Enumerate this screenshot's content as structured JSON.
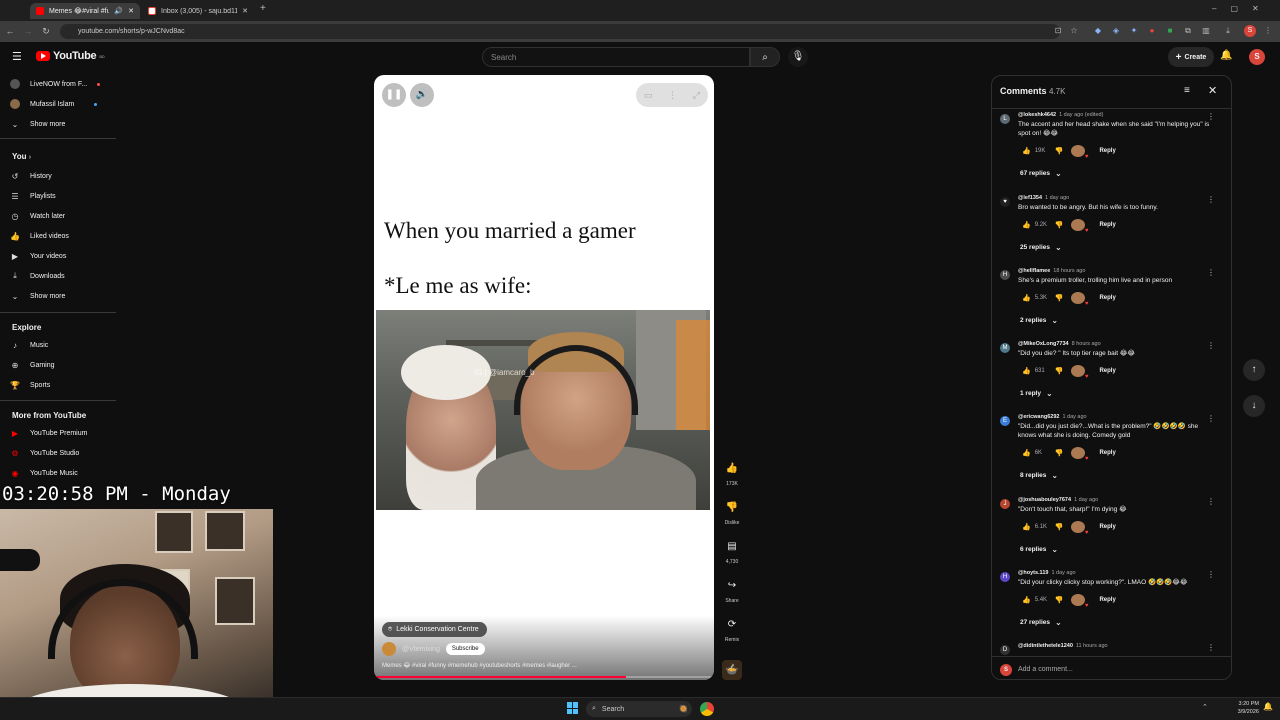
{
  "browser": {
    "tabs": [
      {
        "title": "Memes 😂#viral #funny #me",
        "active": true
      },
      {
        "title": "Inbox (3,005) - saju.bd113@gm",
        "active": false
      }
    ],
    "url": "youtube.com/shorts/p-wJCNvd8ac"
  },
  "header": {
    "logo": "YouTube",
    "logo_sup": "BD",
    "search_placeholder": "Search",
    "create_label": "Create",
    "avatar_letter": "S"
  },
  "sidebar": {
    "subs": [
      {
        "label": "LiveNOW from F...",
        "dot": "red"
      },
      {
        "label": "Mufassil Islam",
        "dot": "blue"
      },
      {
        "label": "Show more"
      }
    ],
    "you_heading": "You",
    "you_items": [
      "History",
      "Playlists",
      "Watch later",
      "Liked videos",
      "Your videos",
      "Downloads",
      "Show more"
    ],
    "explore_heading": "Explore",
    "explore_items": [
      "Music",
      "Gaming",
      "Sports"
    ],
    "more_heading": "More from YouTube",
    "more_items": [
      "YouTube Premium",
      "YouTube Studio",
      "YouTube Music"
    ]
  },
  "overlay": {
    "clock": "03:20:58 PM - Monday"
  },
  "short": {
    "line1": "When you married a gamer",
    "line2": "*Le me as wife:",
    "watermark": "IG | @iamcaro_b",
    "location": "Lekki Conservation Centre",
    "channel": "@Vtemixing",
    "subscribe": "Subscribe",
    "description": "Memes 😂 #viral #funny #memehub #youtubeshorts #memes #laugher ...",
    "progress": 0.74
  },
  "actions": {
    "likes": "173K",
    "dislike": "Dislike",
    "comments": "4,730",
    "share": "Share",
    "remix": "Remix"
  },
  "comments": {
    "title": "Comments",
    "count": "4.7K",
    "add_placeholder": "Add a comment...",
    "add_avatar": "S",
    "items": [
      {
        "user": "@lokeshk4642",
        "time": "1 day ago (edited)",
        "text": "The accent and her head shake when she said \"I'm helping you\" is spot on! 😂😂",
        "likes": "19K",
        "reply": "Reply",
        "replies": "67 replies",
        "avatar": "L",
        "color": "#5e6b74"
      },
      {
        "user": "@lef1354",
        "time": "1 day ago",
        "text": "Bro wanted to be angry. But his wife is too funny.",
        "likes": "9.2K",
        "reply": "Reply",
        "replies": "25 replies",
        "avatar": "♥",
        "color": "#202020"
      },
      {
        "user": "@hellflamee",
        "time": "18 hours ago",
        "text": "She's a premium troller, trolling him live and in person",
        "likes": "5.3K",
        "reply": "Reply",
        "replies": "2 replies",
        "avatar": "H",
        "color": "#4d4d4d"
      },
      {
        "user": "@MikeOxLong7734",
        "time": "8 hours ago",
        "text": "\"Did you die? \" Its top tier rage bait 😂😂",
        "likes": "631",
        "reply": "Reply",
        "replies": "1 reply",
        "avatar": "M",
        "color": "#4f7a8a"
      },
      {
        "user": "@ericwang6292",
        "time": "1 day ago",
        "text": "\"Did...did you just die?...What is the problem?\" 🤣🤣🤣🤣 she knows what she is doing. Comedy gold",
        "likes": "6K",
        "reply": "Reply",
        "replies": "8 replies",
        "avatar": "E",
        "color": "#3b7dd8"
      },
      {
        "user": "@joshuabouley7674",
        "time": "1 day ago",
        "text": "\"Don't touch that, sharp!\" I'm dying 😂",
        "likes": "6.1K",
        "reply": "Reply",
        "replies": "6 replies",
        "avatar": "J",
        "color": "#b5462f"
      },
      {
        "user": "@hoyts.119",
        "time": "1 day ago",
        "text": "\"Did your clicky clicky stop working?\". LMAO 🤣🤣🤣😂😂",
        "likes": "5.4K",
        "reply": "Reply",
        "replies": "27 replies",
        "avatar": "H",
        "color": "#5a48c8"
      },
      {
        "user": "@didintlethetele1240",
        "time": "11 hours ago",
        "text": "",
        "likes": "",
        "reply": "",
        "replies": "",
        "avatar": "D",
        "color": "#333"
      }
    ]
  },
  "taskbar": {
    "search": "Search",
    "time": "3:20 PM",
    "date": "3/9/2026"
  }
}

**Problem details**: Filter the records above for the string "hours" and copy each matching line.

**Response to this task**:
        "time": "18 hours ago",
        "time": "8 hours ago",
        "time": "11 hours ago",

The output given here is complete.